- **The data**:
┌──
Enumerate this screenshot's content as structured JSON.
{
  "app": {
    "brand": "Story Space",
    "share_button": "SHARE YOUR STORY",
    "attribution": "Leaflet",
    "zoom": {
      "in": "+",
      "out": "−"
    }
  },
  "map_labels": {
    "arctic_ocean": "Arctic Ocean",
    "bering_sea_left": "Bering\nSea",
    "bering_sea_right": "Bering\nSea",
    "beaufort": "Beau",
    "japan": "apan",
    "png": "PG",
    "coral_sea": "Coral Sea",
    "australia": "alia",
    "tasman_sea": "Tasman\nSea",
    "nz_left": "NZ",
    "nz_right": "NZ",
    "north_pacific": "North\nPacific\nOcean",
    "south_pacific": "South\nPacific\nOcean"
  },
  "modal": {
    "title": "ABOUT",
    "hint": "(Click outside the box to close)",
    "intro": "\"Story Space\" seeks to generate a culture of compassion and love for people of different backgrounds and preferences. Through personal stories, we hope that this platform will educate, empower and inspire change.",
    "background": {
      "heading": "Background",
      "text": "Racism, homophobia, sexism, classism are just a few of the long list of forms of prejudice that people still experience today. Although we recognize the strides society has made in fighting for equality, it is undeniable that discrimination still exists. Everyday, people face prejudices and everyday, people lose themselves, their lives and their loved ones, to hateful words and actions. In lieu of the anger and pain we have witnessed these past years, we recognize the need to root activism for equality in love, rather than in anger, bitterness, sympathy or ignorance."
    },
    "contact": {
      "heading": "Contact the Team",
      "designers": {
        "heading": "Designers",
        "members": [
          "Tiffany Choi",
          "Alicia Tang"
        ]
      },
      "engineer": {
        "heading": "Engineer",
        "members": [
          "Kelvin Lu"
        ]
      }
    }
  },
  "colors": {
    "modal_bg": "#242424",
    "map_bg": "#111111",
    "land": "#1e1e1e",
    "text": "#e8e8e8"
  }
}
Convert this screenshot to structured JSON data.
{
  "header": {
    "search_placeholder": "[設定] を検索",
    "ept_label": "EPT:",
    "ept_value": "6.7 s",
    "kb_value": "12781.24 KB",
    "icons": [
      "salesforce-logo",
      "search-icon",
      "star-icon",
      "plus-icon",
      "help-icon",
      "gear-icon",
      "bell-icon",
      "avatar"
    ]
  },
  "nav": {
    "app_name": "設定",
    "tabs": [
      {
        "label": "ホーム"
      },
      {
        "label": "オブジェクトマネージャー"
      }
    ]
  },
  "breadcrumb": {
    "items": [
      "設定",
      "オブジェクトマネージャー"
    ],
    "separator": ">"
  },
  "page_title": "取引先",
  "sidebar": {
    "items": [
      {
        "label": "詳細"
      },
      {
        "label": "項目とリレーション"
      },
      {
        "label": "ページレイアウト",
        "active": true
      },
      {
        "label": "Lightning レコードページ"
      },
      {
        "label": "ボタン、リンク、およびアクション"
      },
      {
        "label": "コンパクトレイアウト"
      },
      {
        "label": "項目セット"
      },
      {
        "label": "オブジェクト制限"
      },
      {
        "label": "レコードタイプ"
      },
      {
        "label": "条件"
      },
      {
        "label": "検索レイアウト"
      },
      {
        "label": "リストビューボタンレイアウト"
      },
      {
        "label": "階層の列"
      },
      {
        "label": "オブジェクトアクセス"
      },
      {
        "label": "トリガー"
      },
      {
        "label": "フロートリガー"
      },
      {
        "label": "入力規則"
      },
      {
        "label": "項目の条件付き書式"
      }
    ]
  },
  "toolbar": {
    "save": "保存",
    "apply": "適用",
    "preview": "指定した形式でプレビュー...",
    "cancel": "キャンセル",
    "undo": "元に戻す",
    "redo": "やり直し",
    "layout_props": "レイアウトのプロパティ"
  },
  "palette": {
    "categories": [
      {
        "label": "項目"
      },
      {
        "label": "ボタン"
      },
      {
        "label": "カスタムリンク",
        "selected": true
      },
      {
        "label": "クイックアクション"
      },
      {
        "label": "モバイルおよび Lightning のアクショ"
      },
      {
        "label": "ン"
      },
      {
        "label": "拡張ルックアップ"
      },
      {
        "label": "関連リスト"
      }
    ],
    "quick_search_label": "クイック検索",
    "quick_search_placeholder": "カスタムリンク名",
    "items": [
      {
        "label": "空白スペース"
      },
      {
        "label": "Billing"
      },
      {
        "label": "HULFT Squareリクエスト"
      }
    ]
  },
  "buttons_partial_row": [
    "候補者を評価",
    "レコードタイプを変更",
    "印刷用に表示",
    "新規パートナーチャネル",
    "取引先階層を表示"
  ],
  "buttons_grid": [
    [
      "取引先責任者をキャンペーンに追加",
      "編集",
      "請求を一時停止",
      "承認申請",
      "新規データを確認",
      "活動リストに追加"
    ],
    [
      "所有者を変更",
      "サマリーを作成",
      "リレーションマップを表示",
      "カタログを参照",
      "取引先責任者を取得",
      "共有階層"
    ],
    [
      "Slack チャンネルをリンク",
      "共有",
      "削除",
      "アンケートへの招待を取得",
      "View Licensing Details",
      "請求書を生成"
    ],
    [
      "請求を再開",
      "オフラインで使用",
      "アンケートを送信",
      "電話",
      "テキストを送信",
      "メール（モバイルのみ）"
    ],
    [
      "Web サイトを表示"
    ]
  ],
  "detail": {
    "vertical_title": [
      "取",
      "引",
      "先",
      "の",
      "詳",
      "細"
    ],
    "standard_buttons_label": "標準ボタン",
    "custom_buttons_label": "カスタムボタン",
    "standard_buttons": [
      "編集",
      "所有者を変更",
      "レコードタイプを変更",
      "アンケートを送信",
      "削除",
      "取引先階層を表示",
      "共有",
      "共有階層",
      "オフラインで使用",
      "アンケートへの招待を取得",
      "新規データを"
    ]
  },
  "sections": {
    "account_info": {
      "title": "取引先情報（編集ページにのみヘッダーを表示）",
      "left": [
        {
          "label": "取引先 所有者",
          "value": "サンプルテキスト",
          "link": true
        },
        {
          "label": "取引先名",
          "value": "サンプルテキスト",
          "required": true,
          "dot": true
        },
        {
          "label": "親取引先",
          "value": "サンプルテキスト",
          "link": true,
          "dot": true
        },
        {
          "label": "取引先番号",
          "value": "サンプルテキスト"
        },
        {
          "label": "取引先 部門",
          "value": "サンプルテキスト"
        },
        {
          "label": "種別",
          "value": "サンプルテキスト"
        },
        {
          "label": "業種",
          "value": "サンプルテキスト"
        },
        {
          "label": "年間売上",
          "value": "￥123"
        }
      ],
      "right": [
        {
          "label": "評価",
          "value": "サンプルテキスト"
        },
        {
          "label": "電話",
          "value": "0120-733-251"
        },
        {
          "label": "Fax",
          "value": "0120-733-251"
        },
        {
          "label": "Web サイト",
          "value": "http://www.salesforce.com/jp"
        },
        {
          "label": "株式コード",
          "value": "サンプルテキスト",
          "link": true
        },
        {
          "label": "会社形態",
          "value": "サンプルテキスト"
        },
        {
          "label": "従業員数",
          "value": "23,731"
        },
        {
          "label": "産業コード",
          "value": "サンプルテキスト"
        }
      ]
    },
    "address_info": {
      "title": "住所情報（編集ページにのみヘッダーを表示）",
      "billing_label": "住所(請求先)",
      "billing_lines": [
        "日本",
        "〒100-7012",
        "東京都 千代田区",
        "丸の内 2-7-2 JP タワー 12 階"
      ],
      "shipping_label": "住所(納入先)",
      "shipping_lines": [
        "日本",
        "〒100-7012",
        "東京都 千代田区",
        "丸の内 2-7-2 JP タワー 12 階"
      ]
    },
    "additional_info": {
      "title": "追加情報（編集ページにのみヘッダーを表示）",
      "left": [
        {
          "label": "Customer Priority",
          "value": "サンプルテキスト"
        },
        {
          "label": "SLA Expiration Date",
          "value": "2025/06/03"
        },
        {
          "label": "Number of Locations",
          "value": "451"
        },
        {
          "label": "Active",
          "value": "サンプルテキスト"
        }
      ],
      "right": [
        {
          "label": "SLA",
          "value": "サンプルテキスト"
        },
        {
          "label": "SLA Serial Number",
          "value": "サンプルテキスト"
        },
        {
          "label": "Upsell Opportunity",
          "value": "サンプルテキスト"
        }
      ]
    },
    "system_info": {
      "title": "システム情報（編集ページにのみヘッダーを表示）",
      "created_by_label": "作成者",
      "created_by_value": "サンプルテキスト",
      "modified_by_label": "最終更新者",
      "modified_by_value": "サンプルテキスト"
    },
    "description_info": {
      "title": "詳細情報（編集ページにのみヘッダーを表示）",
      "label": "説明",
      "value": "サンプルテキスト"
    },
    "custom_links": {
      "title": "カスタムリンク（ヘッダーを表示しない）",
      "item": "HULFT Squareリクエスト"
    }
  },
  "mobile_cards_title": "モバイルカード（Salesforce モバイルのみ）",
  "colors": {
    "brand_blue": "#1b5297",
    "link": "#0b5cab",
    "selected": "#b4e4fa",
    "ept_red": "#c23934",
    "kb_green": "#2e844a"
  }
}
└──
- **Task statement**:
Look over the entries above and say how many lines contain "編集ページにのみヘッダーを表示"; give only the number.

- **Answer for the task**:
5